▶ [WHAT THE EXERCISE ASKS]: Without the images, write out all of the following entries exactly.

Stored data entries

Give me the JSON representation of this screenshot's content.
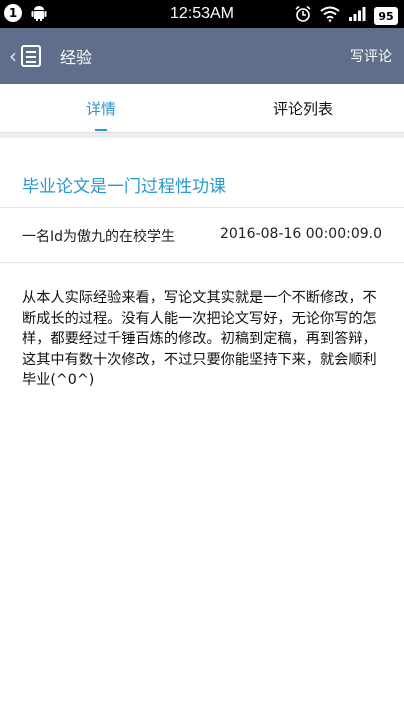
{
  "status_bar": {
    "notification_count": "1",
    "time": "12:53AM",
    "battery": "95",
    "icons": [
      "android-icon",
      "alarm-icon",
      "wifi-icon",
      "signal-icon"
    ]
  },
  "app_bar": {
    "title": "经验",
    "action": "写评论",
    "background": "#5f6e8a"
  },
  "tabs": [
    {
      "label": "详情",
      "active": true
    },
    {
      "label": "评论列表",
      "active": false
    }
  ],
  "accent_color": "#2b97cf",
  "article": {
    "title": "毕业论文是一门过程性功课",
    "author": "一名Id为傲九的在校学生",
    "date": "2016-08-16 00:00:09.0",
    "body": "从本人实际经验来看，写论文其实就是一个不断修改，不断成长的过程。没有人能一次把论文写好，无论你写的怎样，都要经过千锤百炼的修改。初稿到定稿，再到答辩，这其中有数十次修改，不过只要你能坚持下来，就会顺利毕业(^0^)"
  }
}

▶ [WRITTEN SOLUTION]:
Give me the JSON representation of this screenshot's content.
{
  "status_bar": {
    "notification_count": "1",
    "time": "12:53AM",
    "battery": "95",
    "icons": [
      "android-icon",
      "alarm-icon",
      "wifi-icon",
      "signal-icon"
    ]
  },
  "app_bar": {
    "title": "经验",
    "action": "写评论",
    "background": "#5f6e8a"
  },
  "tabs": [
    {
      "label": "详情",
      "active": true
    },
    {
      "label": "评论列表",
      "active": false
    }
  ],
  "accent_color": "#2b97cf",
  "article": {
    "title": "毕业论文是一门过程性功课",
    "author": "一名Id为傲九的在校学生",
    "date": "2016-08-16 00:00:09.0",
    "body": "从本人实际经验来看，写论文其实就是一个不断修改，不断成长的过程。没有人能一次把论文写好，无论你写的怎样，都要经过千锤百炼的修改。初稿到定稿，再到答辩，这其中有数十次修改，不过只要你能坚持下来，就会顺利毕业(^0^)"
  }
}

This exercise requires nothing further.